At this time, the plan is to have ICANN start the process of developing a transition plan. During this process, ICANN is expected to work with the Internet Engineering Task Force (IETF), a large international community of network designers, operators, vendors, and researchers who develop and promote Internet standards; the Internet Architecture Board (IAB), a group that oversees a number of Internet task forces including IETF; the Internet Society (ISOC), a non profit organization that is "dedicated to ensuring the open development, evolution, and use of the Internet for the benefit of people throughout the world"; the Regional Internet Registries (RIRs), a non profit member-based organization that provides services related to the technical coordination and management of Internet number resources; top level domain (TLD) name operators, also know as domain registries (not registrars, which is what we are - learn the difference); Verisign; and other interested global stakeholders.
According to ICANN president Fadi Chehade, this announcement is "an important step toward preserving and protecting the open Internet." In his recent article titled, "Important Corrections to General Inaccuracies and Misconceptions Regarding US Announcement and IANA Functions," he emphasizes that this is a move towards a globally accountable, multistakeholder governing body that will promote the free exchange, as opposed to a potential authoritative government takeover that would result in censorship of free speech, as many have suggested. In the article, Chehade also reminds us that the role of ICANN, and by association IANA, has never been to control content on the Internet. It's role is more administrative and focused on coordinating the technical aspects of the Internet. Plus, the NTIA has stated it "will not accept a proposal that replaces the NTIA role with a government-led or an inter-government organization solution."

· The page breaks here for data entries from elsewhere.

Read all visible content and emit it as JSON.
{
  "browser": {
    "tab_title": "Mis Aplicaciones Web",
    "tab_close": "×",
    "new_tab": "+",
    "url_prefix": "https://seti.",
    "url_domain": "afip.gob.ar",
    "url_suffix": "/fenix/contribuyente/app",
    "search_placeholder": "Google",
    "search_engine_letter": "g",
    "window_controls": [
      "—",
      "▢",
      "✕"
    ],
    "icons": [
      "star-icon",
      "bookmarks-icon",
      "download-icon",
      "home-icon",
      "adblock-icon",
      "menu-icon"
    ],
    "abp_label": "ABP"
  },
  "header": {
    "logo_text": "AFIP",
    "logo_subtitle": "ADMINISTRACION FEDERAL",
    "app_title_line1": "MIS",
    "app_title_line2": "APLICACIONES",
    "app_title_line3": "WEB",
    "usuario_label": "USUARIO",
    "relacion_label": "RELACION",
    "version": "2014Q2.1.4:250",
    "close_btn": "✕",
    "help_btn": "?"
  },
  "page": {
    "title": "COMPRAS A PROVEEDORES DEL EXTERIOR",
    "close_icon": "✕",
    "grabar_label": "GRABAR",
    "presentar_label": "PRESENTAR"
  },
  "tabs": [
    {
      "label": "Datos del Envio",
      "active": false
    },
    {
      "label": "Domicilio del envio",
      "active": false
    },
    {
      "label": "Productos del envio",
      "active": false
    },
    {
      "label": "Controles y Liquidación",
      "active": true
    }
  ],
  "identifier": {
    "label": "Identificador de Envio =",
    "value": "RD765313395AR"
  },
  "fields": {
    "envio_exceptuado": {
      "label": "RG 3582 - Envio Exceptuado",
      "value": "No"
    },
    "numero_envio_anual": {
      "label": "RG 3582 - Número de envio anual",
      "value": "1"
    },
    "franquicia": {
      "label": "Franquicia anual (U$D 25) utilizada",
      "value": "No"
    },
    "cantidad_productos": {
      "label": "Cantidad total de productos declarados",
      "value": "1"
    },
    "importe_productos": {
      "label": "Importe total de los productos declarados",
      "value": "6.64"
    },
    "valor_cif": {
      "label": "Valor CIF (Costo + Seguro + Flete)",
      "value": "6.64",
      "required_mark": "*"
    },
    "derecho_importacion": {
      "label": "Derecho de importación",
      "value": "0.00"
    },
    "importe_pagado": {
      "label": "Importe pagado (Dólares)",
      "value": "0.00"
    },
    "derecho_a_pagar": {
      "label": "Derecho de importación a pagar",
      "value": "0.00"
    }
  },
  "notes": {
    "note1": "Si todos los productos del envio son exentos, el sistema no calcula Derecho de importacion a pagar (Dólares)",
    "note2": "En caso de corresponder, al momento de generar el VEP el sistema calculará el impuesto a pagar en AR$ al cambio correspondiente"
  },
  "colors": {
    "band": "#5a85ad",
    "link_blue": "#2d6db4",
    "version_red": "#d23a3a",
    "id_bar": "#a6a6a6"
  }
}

Both Chehade and the NTIA have pointed out that this transition has been in the works for many years. According to the NTIA's original announcement, this transition "marks the final phase of the privatization of the DNS as outlined by the US government in 1997." As it turns out, the US government's role in IANA was always planned to be temporary. The US Commerce Department's Statement of Policy dated from June 10, 1998, around the time of ICANN's creation, outlines the US government's commitment to "a transition that will allow the private sector to take leadership for DNS management." In fact, over the past 16 years since its creation, ICANN has been administering IANA functions with increasing autonomy, according to Chehade. He assures us that this transition will not affect the functionality of Internet.
What Does the Future Hold?
It remains to be seen as to what will happen with this transition. It definitely sounds like the transition is not being taken lightly, as it has been in the works for years. A move away from government control could certainly be a good thing, as long as it is done right. Hopefully in the end we will continue to see an internet that is free and open, and, as Chehade puts it, "belongs to everyone." What do you think of the transition? Tell us your views in the comments.
Still a little confused about what's going on? Check out this great article "The Misguided Freakout Over ICANN" by Jonathan Zittrain, a professor of law and professor of computer science at Harvard University and a former trustee of the Internet Society.
This post was written by RDBN, also known as Robyn Norgan, who just loves acronyms ;)